Net revenues are significantly affected by fuel prices, energy prices and capacity prices. Average real time LMP decreased by 29.1% in the first nine months of 2012 over the first nine months of 2011. Natural gas prices decreased by more than coal prices in the first nine months of 2012 compared to the first nine months of 2011. The price of Northern Appalachian coal was 15.5% lower; the price of Central Appalachian coal was 19.4% lower; and the price of Powder River Basin coal was 34.1% lower. The price of eastern natural gas was 40.5% lower; and the price of western natural gas was 37.1% lower. The combination of lower energy prices, lower gas prices and lower coal prices resulted in lower energy net revenues for new entrant CC units in thirteen of seventeen zones and lower energy net revenues for the new entrant CT and CP unit in all zones in 2012.
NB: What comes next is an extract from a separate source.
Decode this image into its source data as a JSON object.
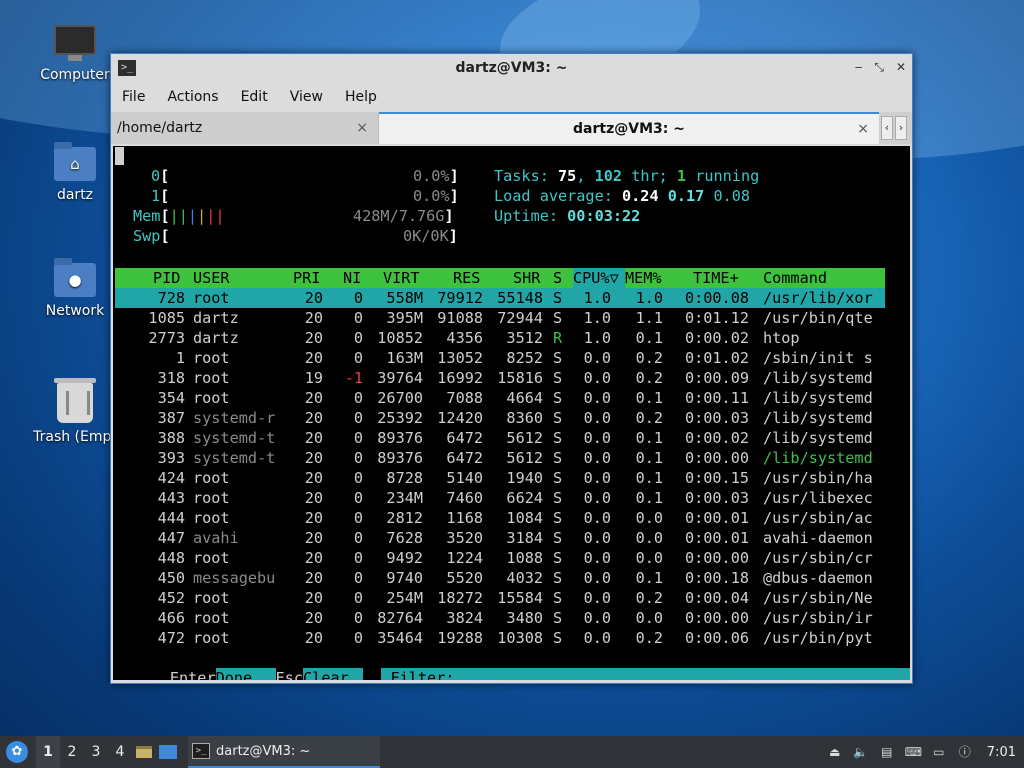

PJM operates a centrally dispatched, competitive wholesale electric power market that, as of Sept. 30, had installed generating capacity of 182,874 MW and about 800 market buyers, sellers and traders of electricity in a region including more than 60 million people in all or parts of Delaware, Illinois, Indiana, Kentucky, Maryland, Michigan, New Jersey, North Carolina, Ohio, Pennsylvania, Tennessee, Virginia, West Virginia and the District of Columbia. In the first nine months of 2012, PJM had total billings of $22.12bn, down from $28.84bn in the first three quarters of 2011, the report said.

About Barry Cassell 20414 Articles
Barry Cassell is Chief Analyst for GenerationHub covering coal and emission controls issues, projects and policy. He has covered the coal and power generation industry for more than 24 years, beginning in November 2011 at GenerationHub and prior to that as editor of SNL Energy’s Coal Report. He was formerly with Coal Outlook for 15 years as the publication’s editor and contributing writer, and prior to that he was editor of Coal & Synfuels Technology and associate editor of The Energy Report. He has a bachelor’s degree from Central Michigan University.